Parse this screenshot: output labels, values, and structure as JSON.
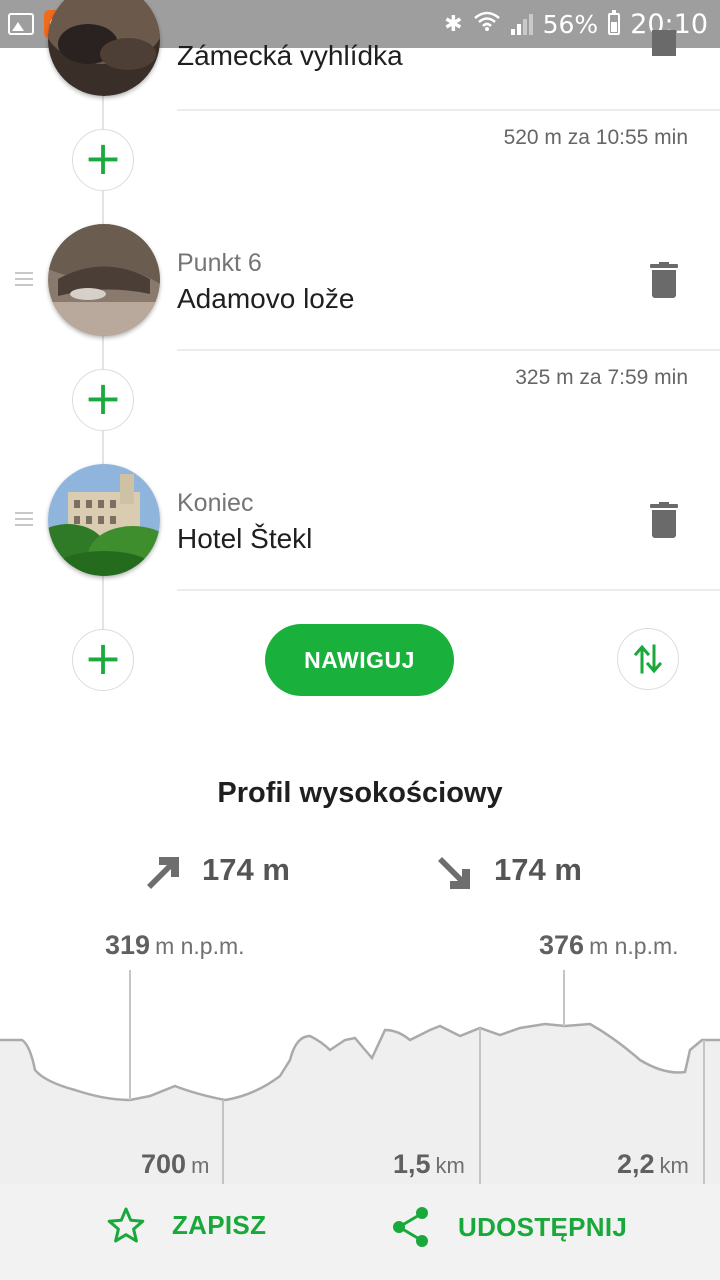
{
  "status_bar": {
    "battery": "56%",
    "time": "20:10"
  },
  "route": {
    "stops": [
      {
        "name": "Zámecká vyhlídka"
      },
      {
        "kind": "Punkt 6",
        "name": "Adamovo lože"
      },
      {
        "kind": "Koniec",
        "name": "Hotel Štekl"
      }
    ],
    "segments": [
      "520 m za 10:55 min",
      "325 m za 7:59 min"
    ],
    "add_symbol": "+",
    "navigate_label": "NAWIGUJ"
  },
  "elevation": {
    "title": "Profil wysokościowy",
    "ascent": "174 m",
    "descent": "174 m",
    "min_marker": {
      "value": "319",
      "unit": "m n.p.m."
    },
    "max_marker": {
      "value": "376",
      "unit": "m n.p.m."
    },
    "distance_marks": [
      {
        "value": "700",
        "unit": "m"
      },
      {
        "value": "1,5",
        "unit": "km"
      },
      {
        "value": "2,2",
        "unit": "km"
      }
    ]
  },
  "actions": {
    "save_label": "ZAPISZ",
    "share_label": "UDOSTĘPNIJ"
  },
  "colors": {
    "accent_green": "#19b13c",
    "status_bar": "#9e9e9e",
    "profile_fill": "#efefef",
    "profile_line": "#aaaaaa"
  },
  "icons": {
    "ascent": "arrow-up-right-icon",
    "descent": "arrow-down-right-icon",
    "swap": "swap-vertical-icon",
    "delete": "trash-icon",
    "save": "star-outline-icon",
    "share": "share-icon"
  }
}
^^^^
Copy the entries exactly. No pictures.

== EXERCISE OUTPUT ==
Parse this screenshot: output labels, values, and structure as JSON.
{
  "status_bar": {
    "battery": "56%",
    "time": "20:10"
  },
  "route": {
    "stops": [
      {
        "name": "Zámecká vyhlídka"
      },
      {
        "kind": "Punkt 6",
        "name": "Adamovo lože"
      },
      {
        "kind": "Koniec",
        "name": "Hotel Štekl"
      }
    ],
    "segments": [
      "520 m za 10:55 min",
      "325 m za 7:59 min"
    ],
    "add_symbol": "+",
    "navigate_label": "NAWIGUJ"
  },
  "elevation": {
    "title": "Profil wysokościowy",
    "ascent": "174 m",
    "descent": "174 m",
    "min_marker": {
      "value": "319",
      "unit": "m n.p.m."
    },
    "max_marker": {
      "value": "376",
      "unit": "m n.p.m."
    },
    "distance_marks": [
      {
        "value": "700",
        "unit": "m"
      },
      {
        "value": "1,5",
        "unit": "km"
      },
      {
        "value": "2,2",
        "unit": "km"
      }
    ]
  },
  "actions": {
    "save_label": "ZAPISZ",
    "share_label": "UDOSTĘPNIJ"
  },
  "colors": {
    "accent_green": "#19b13c",
    "status_bar": "#9e9e9e",
    "profile_fill": "#efefef",
    "profile_line": "#aaaaaa"
  },
  "icons": {
    "ascent": "arrow-up-right-icon",
    "descent": "arrow-down-right-icon",
    "swap": "swap-vertical-icon",
    "delete": "trash-icon",
    "save": "star-outline-icon",
    "share": "share-icon"
  }
}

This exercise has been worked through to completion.